Activity »
Line for line, return the data exactly, omitting all pictures.
---
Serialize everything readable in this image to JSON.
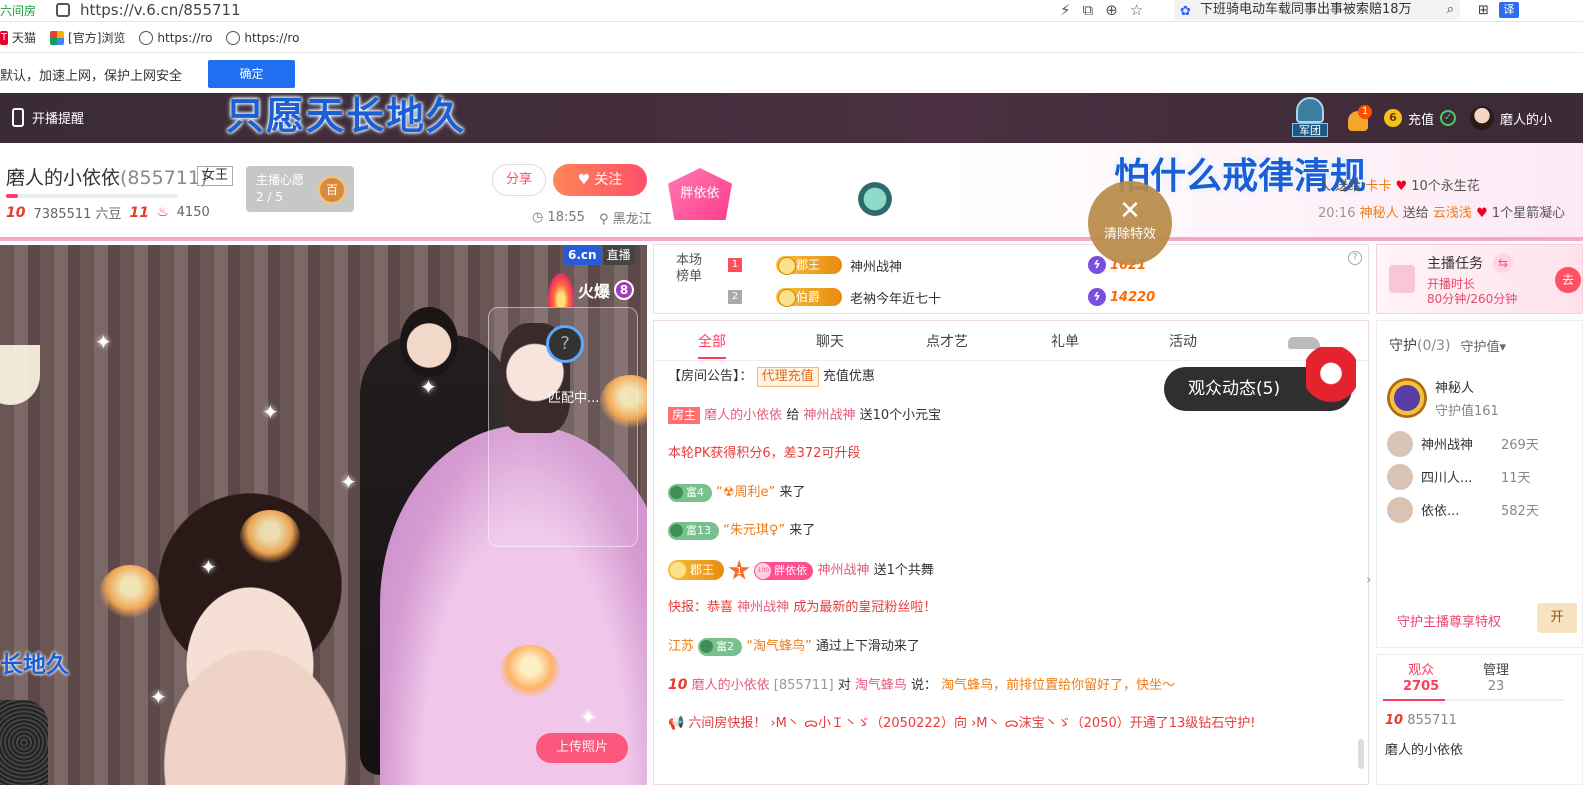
{
  "browser": {
    "site_label": "六间房",
    "url": "https://v.6.cn/855711",
    "search_text": "下班骑电动车载同事出事被索赔18万",
    "translate_label": "译"
  },
  "bookmarks": [
    {
      "label": "天猫"
    },
    {
      "label": "[官方]浏览"
    },
    {
      "label": "https://ro"
    },
    {
      "label": "https://ro"
    }
  ],
  "notice": {
    "text": "默认，加速上网，保护上网安全",
    "confirm_label": "确定"
  },
  "header": {
    "live_remind": "开播提醒",
    "overlay_text": "只愿天长地久",
    "army_label": "军团",
    "bell_count": "1",
    "coin_symbol": "6",
    "recharge": "充值",
    "user_name": "磨人的小"
  },
  "host": {
    "name": "磨人的小依依",
    "room_id": "(855711)",
    "tag": "女王",
    "level": "10",
    "beans": "7385511 六豆",
    "fan_level": "11",
    "fans": "4150",
    "wish_title": "主播心愿",
    "wish_count": "2 / 5",
    "wish_medal": "百",
    "share": "分享",
    "follow": "关注",
    "time": "18:55",
    "location": "黑龙江",
    "fan_badge": "胖依依",
    "overlay_right": "怕什么戒律清规"
  },
  "gift_feed": [
    {
      "from": "人",
      "action": "送给",
      "to": "卡卡",
      "gift": "10个永生花"
    },
    {
      "time": "20:16",
      "from": "神秘人",
      "action": "送给",
      "to": "云浅浅",
      "gift": "1个星箭凝心"
    }
  ],
  "clear_fx": {
    "label": "清除特效",
    "symbol": "✕"
  },
  "video": {
    "logo": "6.cn",
    "live": "直播",
    "hot_label": "火爆",
    "hot_level": "8",
    "matching": "匹配中...",
    "left_overlay": "长地久",
    "upload": "上传照片"
  },
  "rank": {
    "title": "本场榜单",
    "rows": [
      {
        "num": "1",
        "noble": "郡王",
        "name": "神州战神",
        "value": "1621"
      },
      {
        "num": "2",
        "noble": "伯爵",
        "name": "老衲今年近七十",
        "value": "14220"
      }
    ]
  },
  "chat": {
    "tabs": [
      "全部",
      "聊天",
      "点才艺",
      "礼单",
      "活动"
    ],
    "announcement_prefix": "【房间公告】：",
    "announcement_tag": "代理充值",
    "announcement_text": "充值优惠",
    "messages": [
      {
        "badge": "房主",
        "user": "磨人的小依依",
        "verb": "给",
        "target": "神州战神",
        "text": "送10个小元宝"
      },
      {
        "text": "本轮PK获得积分6，差372可升段"
      },
      {
        "fu": "富4",
        "name": "“☢周利e”",
        "text": "来了"
      },
      {
        "fu": "富13",
        "name": "“朱元琪♀”",
        "text": "来了"
      },
      {
        "noble": "郡王",
        "star": "1",
        "fan": "胖依依",
        "user": "神州战神",
        "text": "送1个共舞"
      },
      {
        "prefix": "快报：恭喜",
        "user": "神州战神",
        "text": "成为最新的皇冠粉丝啦！"
      },
      {
        "region": "江苏",
        "fu": "富2",
        "name": "“淘气蜂鸟”",
        "text": "通过上下滑动来了"
      },
      {
        "level": "10",
        "user": "磨人的小依依",
        "rid": "[855711]",
        "verb": "对",
        "target": "淘气蜂鸟",
        "say": "说：",
        "text": "淘气蜂鸟，前排位置给你留好了，快坐～"
      },
      {
        "text": "六间房快报！ ›M丶 ᯅ小Ｉ丶ゞ（2050222）向 ›M丶 ᯅ沫宝丶ゞ（2050）开通了13级钻石守护!"
      }
    ],
    "viewer_pill": "观众动态(5)"
  },
  "task": {
    "title": "主播任务",
    "line1": "开播时长",
    "line2": "80分钟/260分钟",
    "swap_icon": "⇆",
    "go": "去"
  },
  "guard": {
    "title": "守护",
    "count": "(0/3)",
    "sort": "守护值▾",
    "top_name": "神秘人",
    "top_value": "守护值161",
    "list": [
      {
        "name": "神州战神",
        "days": "269天"
      },
      {
        "name": "四川人...",
        "days": "11天"
      },
      {
        "name": "依依...",
        "days": "582天"
      }
    ],
    "privilege": "守护主播尊享特权",
    "privilege_btn": "开"
  },
  "audience": {
    "tab1_label": "观众",
    "tab1_count": "2705",
    "tab2_label": "管理",
    "tab2_count": "23",
    "item_level": "10",
    "item_id": "855711",
    "item_name": "磨人的小依依"
  },
  "colors": {
    "accent": "#ff3b5c",
    "overlay_blue": "#1b5fd6",
    "header_bg": "#3a2b35"
  }
}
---
Finished task »
Serialize everything readable in this image to JSON.
{
  "browser": {
    "site_label": "六间房",
    "url": "https://v.6.cn/855711",
    "search_text": "下班骑电动车载同事出事被索赔18万",
    "translate_label": "译"
  },
  "bookmarks": [
    {
      "label": "天猫"
    },
    {
      "label": "[官方]浏览"
    },
    {
      "label": "https://ro"
    },
    {
      "label": "https://ro"
    }
  ],
  "notice": {
    "text": "默认，加速上网，保护上网安全",
    "confirm_label": "确定"
  },
  "header": {
    "live_remind": "开播提醒",
    "overlay_text": "只愿天长地久",
    "army_label": "军团",
    "bell_count": "1",
    "coin_symbol": "6",
    "recharge": "充值",
    "user_name": "磨人的小"
  },
  "host": {
    "name": "磨人的小依依",
    "room_id": "(855711)",
    "tag": "女王",
    "level": "10",
    "beans": "7385511 六豆",
    "fan_level": "11",
    "fans": "4150",
    "wish_title": "主播心愿",
    "wish_count": "2 / 5",
    "wish_medal": "百",
    "share": "分享",
    "follow": "关注",
    "time": "18:55",
    "location": "黑龙江",
    "fan_badge": "胖依依",
    "overlay_right": "怕什么戒律清规"
  },
  "gift_feed": [
    {
      "from": "人",
      "action": "送给",
      "to": "卡卡",
      "gift": "10个永生花"
    },
    {
      "time": "20:16",
      "from": "神秘人",
      "action": "送给",
      "to": "云浅浅",
      "gift": "1个星箭凝心"
    }
  ],
  "clear_fx": {
    "label": "清除特效",
    "symbol": "✕"
  },
  "video": {
    "logo": "6.cn",
    "live": "直播",
    "hot_label": "火爆",
    "hot_level": "8",
    "matching": "匹配中...",
    "left_overlay": "长地久",
    "upload": "上传照片"
  },
  "rank": {
    "title": "本场榜单",
    "rows": [
      {
        "num": "1",
        "noble": "郡王",
        "name": "神州战神",
        "value": "1621"
      },
      {
        "num": "2",
        "noble": "伯爵",
        "name": "老衲今年近七十",
        "value": "14220"
      }
    ]
  },
  "chat": {
    "tabs": [
      "全部",
      "聊天",
      "点才艺",
      "礼单",
      "活动"
    ],
    "announcement_prefix": "【房间公告】：",
    "announcement_tag": "代理充值",
    "announcement_text": "充值优惠",
    "messages": [
      {
        "badge": "房主",
        "user": "磨人的小依依",
        "verb": "给",
        "target": "神州战神",
        "text": "送10个小元宝"
      },
      {
        "text": "本轮PK获得积分6，差372可升段"
      },
      {
        "fu": "富4",
        "name": "“☢周利e”",
        "text": "来了"
      },
      {
        "fu": "富13",
        "name": "“朱元琪♀”",
        "text": "来了"
      },
      {
        "noble": "郡王",
        "star": "1",
        "fan": "胖依依",
        "user": "神州战神",
        "text": "送1个共舞"
      },
      {
        "prefix": "快报：恭喜",
        "user": "神州战神",
        "text": "成为最新的皇冠粉丝啦！"
      },
      {
        "region": "江苏",
        "fu": "富2",
        "name": "“淘气蜂鸟”",
        "text": "通过上下滑动来了"
      },
      {
        "level": "10",
        "user": "磨人的小依依",
        "rid": "[855711]",
        "verb": "对",
        "target": "淘气蜂鸟",
        "say": "说：",
        "text": "淘气蜂鸟，前排位置给你留好了，快坐～"
      },
      {
        "text": "六间房快报！ ›M丶 ᯅ小Ｉ丶ゞ（2050222）向 ›M丶 ᯅ沫宝丶ゞ（2050）开通了13级钻石守护!"
      }
    ],
    "viewer_pill": "观众动态(5)"
  },
  "task": {
    "title": "主播任务",
    "line1": "开播时长",
    "line2": "80分钟/260分钟",
    "swap_icon": "⇆",
    "go": "去"
  },
  "guard": {
    "title": "守护",
    "count": "(0/3)",
    "sort": "守护值▾",
    "top_name": "神秘人",
    "top_value": "守护值161",
    "list": [
      {
        "name": "神州战神",
        "days": "269天"
      },
      {
        "name": "四川人...",
        "days": "11天"
      },
      {
        "name": "依依...",
        "days": "582天"
      }
    ],
    "privilege": "守护主播尊享特权",
    "privilege_btn": "开"
  },
  "audience": {
    "tab1_label": "观众",
    "tab1_count": "2705",
    "tab2_label": "管理",
    "tab2_count": "23",
    "item_level": "10",
    "item_id": "855711",
    "item_name": "磨人的小依依"
  },
  "colors": {
    "accent": "#ff3b5c",
    "overlay_blue": "#1b5fd6",
    "header_bg": "#3a2b35"
  }
}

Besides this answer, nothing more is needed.